During the investigation of the attack Google engineers have also discovered some rather serious facts that has led them to the unprecedented action of sharing the information with government agencies and other businesses.
First, this attack was not just on Google. As part of our investigation we have discovered that at least twenty other large companies from a wide range of businesses–including the Internet, finance, technology, media and chemical sectors–have been similarly targeted. We are currently in the process of notifying those companies, and we are also working with the relevant U.S. authorities.
Second, we have evidence to suggest that a primary goal of the attackers was accessing the Gmail accounts of Chinese human rights activists. Based on our investigation to date we believe their attack did not achieve that objective. Only two Gmail accounts appear to have been accessed, and that activity was limited to account information (such as the date the account was created) and subject line, rather than the content of emails themselves.
Third, as part of this investigation but independent of the attack on Google, we have discovered that the accounts of dozens of U.S.-, China- and Europe-based Gmail users who are advocates of human rights in China appear to have been routinely accessed by third parties.

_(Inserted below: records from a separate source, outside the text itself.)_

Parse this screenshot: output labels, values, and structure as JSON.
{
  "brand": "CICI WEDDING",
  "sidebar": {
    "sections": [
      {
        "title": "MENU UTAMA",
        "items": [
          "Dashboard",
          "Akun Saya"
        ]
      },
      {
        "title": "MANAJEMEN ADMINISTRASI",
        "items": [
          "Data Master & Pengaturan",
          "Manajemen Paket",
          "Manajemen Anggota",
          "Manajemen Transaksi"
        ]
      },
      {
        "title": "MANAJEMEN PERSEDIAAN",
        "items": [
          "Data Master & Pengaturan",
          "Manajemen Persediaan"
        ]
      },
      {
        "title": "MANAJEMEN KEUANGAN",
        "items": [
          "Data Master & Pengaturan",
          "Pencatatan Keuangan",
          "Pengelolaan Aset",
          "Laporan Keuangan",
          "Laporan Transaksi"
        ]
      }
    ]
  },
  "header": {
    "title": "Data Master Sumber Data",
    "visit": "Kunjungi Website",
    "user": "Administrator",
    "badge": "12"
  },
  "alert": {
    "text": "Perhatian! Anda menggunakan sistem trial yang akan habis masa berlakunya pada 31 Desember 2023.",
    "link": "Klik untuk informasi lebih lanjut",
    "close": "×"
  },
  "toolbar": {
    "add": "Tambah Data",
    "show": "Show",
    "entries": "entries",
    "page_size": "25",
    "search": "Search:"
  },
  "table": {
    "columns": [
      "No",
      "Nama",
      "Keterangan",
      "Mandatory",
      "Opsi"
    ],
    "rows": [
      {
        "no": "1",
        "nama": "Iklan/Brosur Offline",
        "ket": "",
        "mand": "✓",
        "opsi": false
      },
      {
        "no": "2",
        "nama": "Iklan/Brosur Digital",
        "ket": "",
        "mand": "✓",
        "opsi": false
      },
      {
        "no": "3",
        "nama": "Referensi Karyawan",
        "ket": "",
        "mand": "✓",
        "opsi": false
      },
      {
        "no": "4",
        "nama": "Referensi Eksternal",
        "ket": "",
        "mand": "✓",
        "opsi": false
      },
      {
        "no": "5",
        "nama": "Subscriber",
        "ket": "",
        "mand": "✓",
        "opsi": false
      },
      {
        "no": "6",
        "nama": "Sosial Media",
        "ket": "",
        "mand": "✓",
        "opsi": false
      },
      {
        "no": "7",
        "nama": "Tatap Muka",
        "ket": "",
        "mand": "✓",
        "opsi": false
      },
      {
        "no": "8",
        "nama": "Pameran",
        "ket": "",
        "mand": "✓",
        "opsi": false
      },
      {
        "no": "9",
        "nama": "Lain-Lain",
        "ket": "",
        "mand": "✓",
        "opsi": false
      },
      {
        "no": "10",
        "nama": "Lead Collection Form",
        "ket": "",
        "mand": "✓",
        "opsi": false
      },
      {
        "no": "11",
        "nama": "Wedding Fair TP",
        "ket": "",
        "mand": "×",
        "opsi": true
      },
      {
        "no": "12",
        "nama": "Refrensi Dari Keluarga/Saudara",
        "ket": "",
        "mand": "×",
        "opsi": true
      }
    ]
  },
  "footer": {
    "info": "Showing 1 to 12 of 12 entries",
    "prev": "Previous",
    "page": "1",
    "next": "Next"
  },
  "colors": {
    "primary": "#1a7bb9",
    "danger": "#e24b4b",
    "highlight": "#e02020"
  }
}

In light of this it appears that Google is seriously reconsidering its position in China as well. Initially Drummond states that Google will stop censoring filter search results within the country. However given China’s stance on censorship Google realizes that they will not be able to run an unfiltered search engine within the country.
This situation apparently has Google seriously reconsidering its business within China and whether they may actually pull out of the country.
We have decided we are no longer willing to continue censoring our results on Google.cn, and so over the next few weeks we will be discussing with the Chinese government the basis on which we could operate an unfiltered search engine within the law, if at all. We recognize that this may well mean having to shut down Google.cn, and potentially our offices in China.
The decision to review our business operations in China has been incredibly hard, and we know that it will have potentially far-reaching consequences. We want to make clear that this move was driven by our executives in the United States, without the knowledge or involvement of our employees in China who have worked incredibly hard to make Google.cn the success it is today.
I am sure that there will be much more to come out of this news and The Inquisitr will do its best to keep you informed with any news as it develops as well as opinions over the next little while.